JANUARY 2020 STATISTICS CANADA LABOUR FORCE SURVEY REPORT MONTHLY SUMMARY
34,500 JOBS ADDED IN JANUARY
5.5% UNEMPLOYMENT RATE*
215,500 12-MONTH EMPLOYMENT GAINS**
UNEMPLOYMENT RATE OVER THE PAST 12 MONTHS*
*Source: Statistics Canada
**Source: Statistics Canada, Seasonally Adjusted, February 2019 – January 2020
REMOTE WORKER TRENDS
43% of workers said their company provides the option to work remotely.
54% of senior managers said they have expanded off-site work opportunities in the past 3 years.
64% of workers with the option to work remotely make use of the perk.
Of those who choose not to, 47% say it’s because they don’t have adequate technology.
Source: Robert Half survey of more than 600 senior managers and 500 workers in Canada.
© 2020 Robert Half.
Statistics Canada just released the January 2020 Labour Force Survey, reporting an increase in employment of 34,500 for the month, with the unemployment rate falling 0.1 per cent to 5.5 per cent.
Highlights in January
- Employment increased by 34,500 (+0.2 per cent) in January, all in full-time work.
- The additional employment in January contributed to gains totalling 268,000 (+1.4 per cent) since January 2019.
- Over the same period, total hours worked increased 0.5 per cent.
- Employment in Quebec increased by 19,000 in January, with notable gains in full-time work. At the same time, the unemployment rate held steady at 5.1 per cent. Compared with 12 months earlier, the number of people employed in the province grew by 60,000 (+1.4 per cent).
- In Manitoba, employment rose by 6,500, mostly in part-time work. This was the largest overall employment increase since April 2008. The unemployment rate in January was virtually unchanged at 5.1 per cent.
- For the second time in three months, employment declined in Alberta, down 19,000 in January. This decrease was concentrated in part-time work. The unemployment rate was 7.3 per cent.
- The rate declined in British Columbia (down 0.3 percentage points to 4.5 per cent) as there were fewer people searching for work. Severe weather conditions affected several regions of the country, including British Columbia and Alberta. During the survey's reference week for January 2020 (January 12 to 18), 390,000 employees in Canada lost work hours due to the weather, with the majority (61.1 per cent) in British Columbia.

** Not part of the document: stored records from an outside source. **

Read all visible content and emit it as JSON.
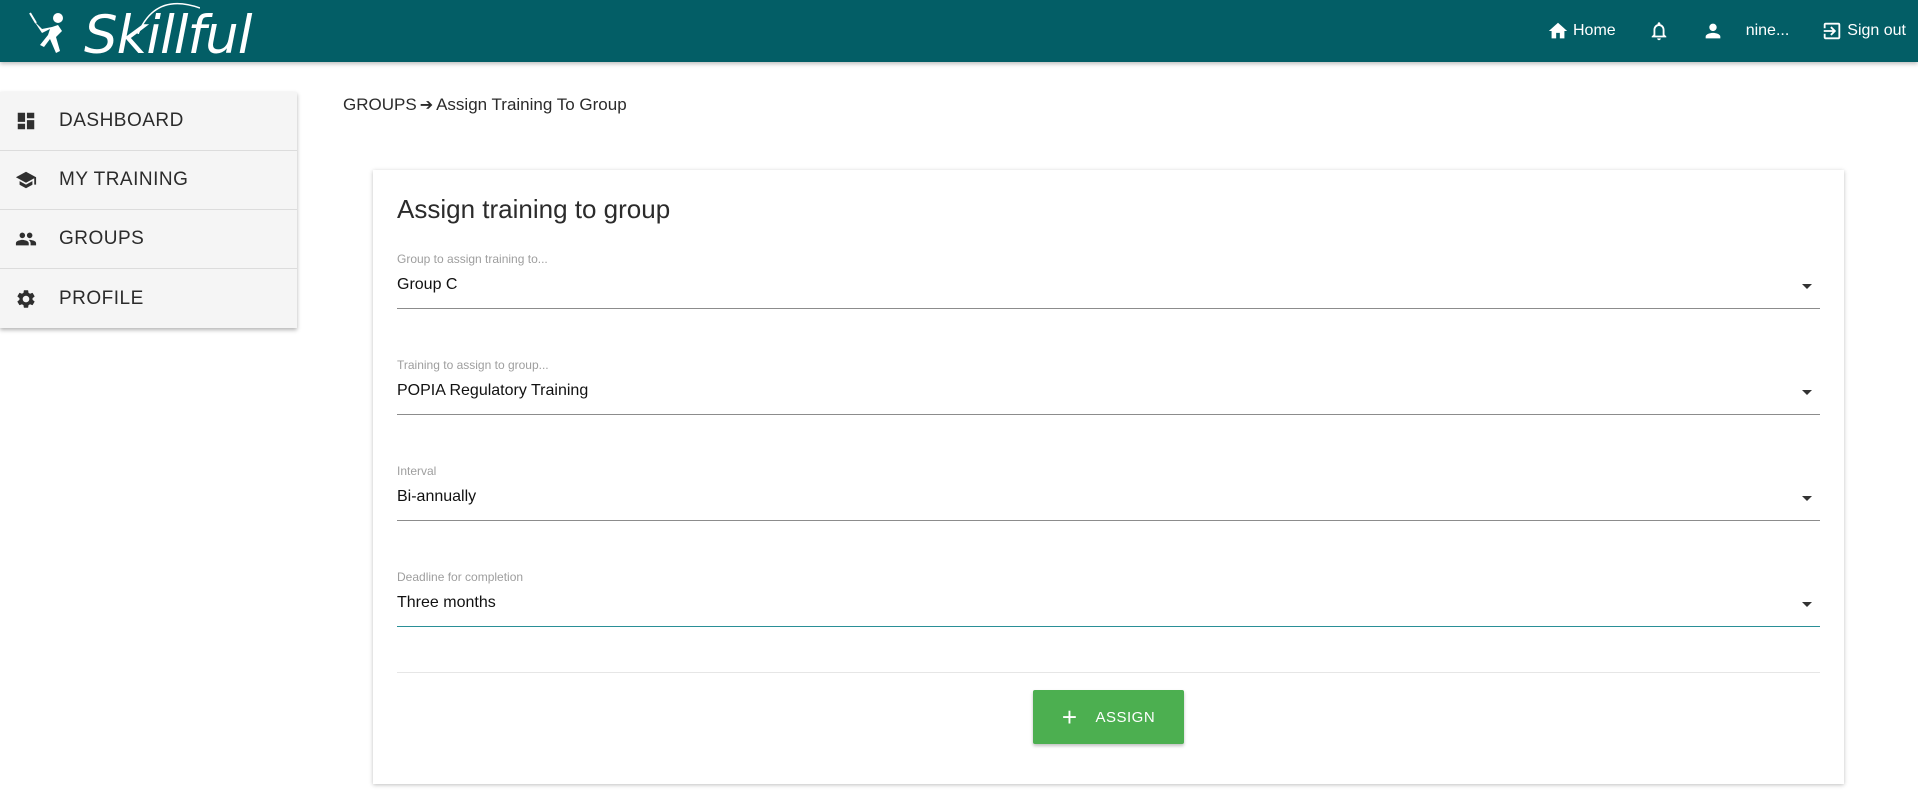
{
  "brand": {
    "name": "Skillful"
  },
  "topnav": {
    "home_label": "Home",
    "user_label": "nine...",
    "signout_label": "Sign out"
  },
  "sidebar": {
    "items": [
      {
        "label": "DASHBOARD",
        "icon": "dashboard-icon"
      },
      {
        "label": "MY TRAINING",
        "icon": "graduation-cap-icon"
      },
      {
        "label": "GROUPS",
        "icon": "people-icon"
      },
      {
        "label": "PROFILE",
        "icon": "gear-icon"
      }
    ]
  },
  "breadcrumb": {
    "parent": "GROUPS",
    "separator": "➔",
    "current": "Assign Training To Group"
  },
  "form": {
    "title": "Assign training to group",
    "fields": [
      {
        "label": "Group to assign training to...",
        "value": "Group C"
      },
      {
        "label": "Training to assign to group...",
        "value": "POPIA Regulatory Training"
      },
      {
        "label": "Interval",
        "value": "Bi-annually"
      },
      {
        "label": "Deadline for completion",
        "value": "Three months"
      }
    ],
    "submit_label": "ASSIGN",
    "submit_icon": "+"
  },
  "colors": {
    "topbar": "#035e66",
    "assign_button": "#4caf50",
    "active_underline": "#2a8f97"
  }
}
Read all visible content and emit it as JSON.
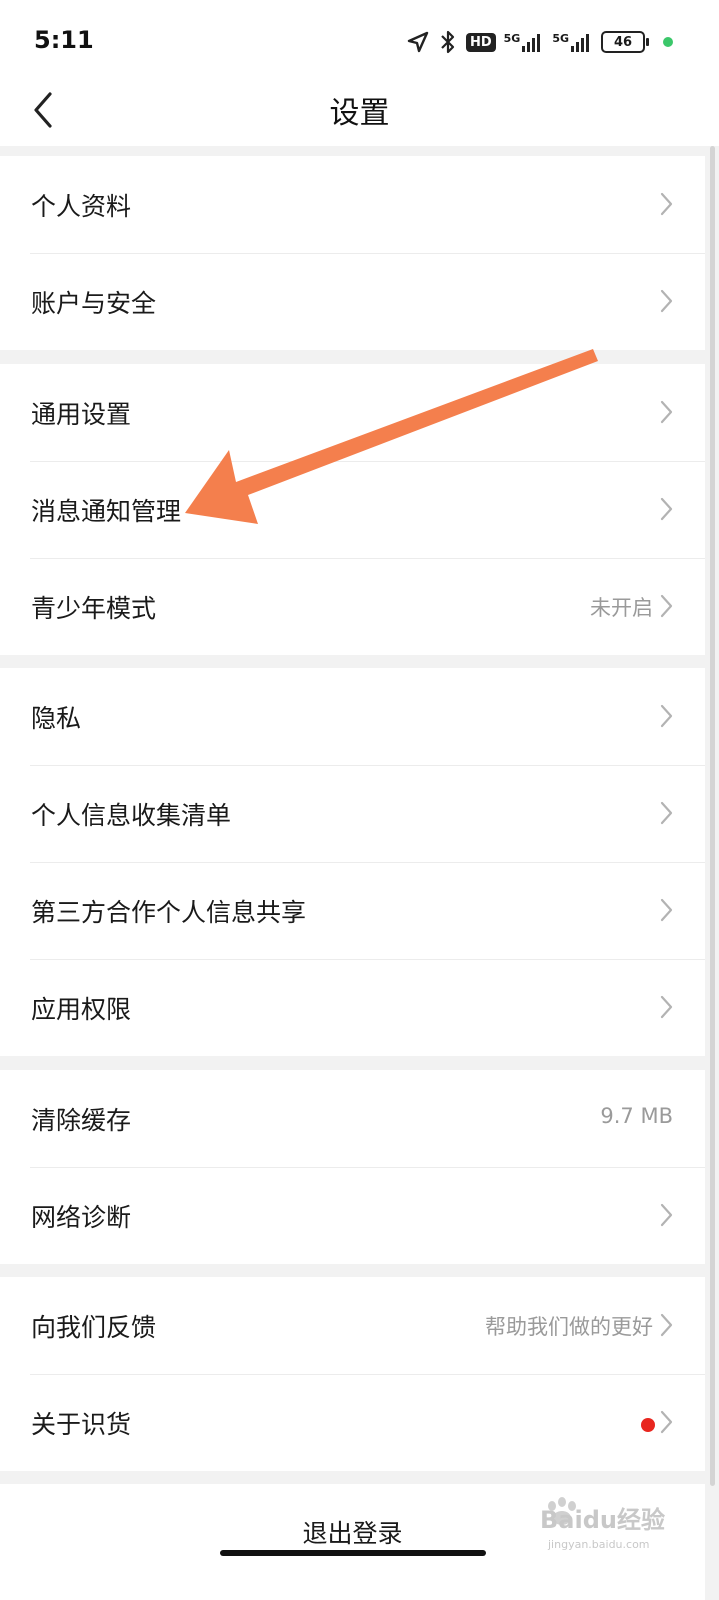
{
  "status_bar": {
    "time": "5:11",
    "hd_label": "HD",
    "signal_1_label": "5G",
    "signal_2_label": "5G",
    "battery_level": "46",
    "battery_percent": 46,
    "dot_color": "#3bc76a"
  },
  "nav": {
    "title": "设置"
  },
  "sections": [
    {
      "items": [
        {
          "label": "个人资料"
        },
        {
          "label": "账户与安全"
        }
      ]
    },
    {
      "items": [
        {
          "label": "通用设置"
        },
        {
          "label": "消息通知管理"
        },
        {
          "label": "青少年模式",
          "value": "未开启"
        }
      ]
    },
    {
      "items": [
        {
          "label": "隐私"
        },
        {
          "label": "个人信息收集清单"
        },
        {
          "label": "第三方合作个人信息共享"
        },
        {
          "label": "应用权限"
        }
      ]
    },
    {
      "items": [
        {
          "label": "清除缓存",
          "value": "9.7 MB"
        },
        {
          "label": "网络诊断"
        }
      ]
    },
    {
      "items": [
        {
          "label": "向我们反馈",
          "value": "帮助我们做的更好"
        },
        {
          "label": "关于识货"
        }
      ]
    }
  ],
  "logout": {
    "label": "退出登录"
  },
  "watermark": {
    "text": "Baidu经验",
    "subtext": "jingyan.baidu.com"
  },
  "colors": {
    "accent_arrow": "#f47f4d",
    "badge_red": "#e8261f",
    "secondary_text": "#9a9a9a",
    "background": "#f2f2f2"
  }
}
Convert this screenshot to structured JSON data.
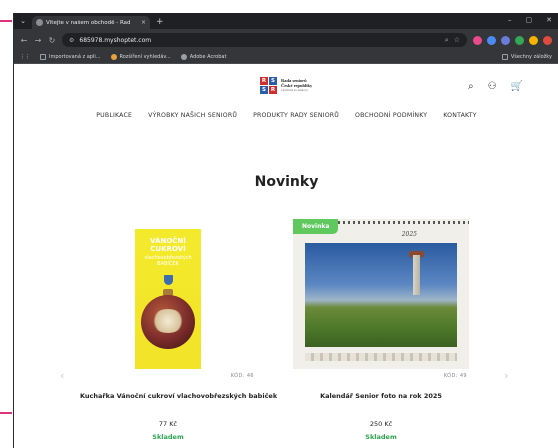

What employers need to know
In this challenging market, many employers are considering hiring promising candidates who may not meet all the requirements of the position. In fact, a Robert Half survey found that 86 per cent of employers are open to hiring professionals who lack the required skills for a role.
Training new hires is often a better plan than waiting for a candidate who matches your exact hiring criteria. You’ll want to consider the following questions as you decide how to adjust your hiring requirements:
- What qualifications are absolutely essential for the job? This list should be fairly short. And don’t focus only on technical skills. Keep interpersonal abilities in mind, too, as they can impact your candidate’s ability to thrive in your workplace culture.
- What skills can a candidate learn on the job or with training? Also, importantly: How quickly can that person be trained? If the new hire could ramp up in a matter of weeks by shadowing current staff or engaging in some e-learning, that’s a big plus.
- What skills and abilities are nice-to-haves? This list might include an in-demand certification or experience with a software program that isn’t vital to the job but could add value to your organization overall. These “bonuses” could also help you decide between two similarly qualified candidates.
What job seekers need to know
At many companies, the door is open to candidates who can make the case that they’ll be a solid hire, even if they don’t have all the desired skills and experience for the job. Low unemployment and rising business demands have prompted many employers to be more flexible with their hiring criteria. In a survey by our company, more than half (58 per cent) of workers said they’d been offered a position even though they didn’t meet all the job requirements.
The requirements that employers are likely to relax won’t be core to performing the job and can be learned relatively quickly with some additional training and onboarding time. So, before going into the interview, you’ll want to review the job description again and think about what skills or knowledge gaps you might need to discuss with a hiring manager.
Also, be ready to emphasize your strengths when the hiring manager asks you a question like, “Tell me about yourself.” A well-prepared elevator pitch will allow you to explain what you can bring to the job, why you want the position, and how, in the past, you’ve taken on new challenges and added value. You might also want to highlight abilities you have that may not be required for the role but which the employer might value — for example, project management or coding skills.
Nearly half (44 per cent) of hiring managers responding to a recent Robert Half survey said they’re willing to be flexible about professional development and training reimbursement when negotiating with job candidates. So, if you’re able to make a strong case for why you’d be a great hire, there’s a good chance an employer will consider investing in making the most of your potential.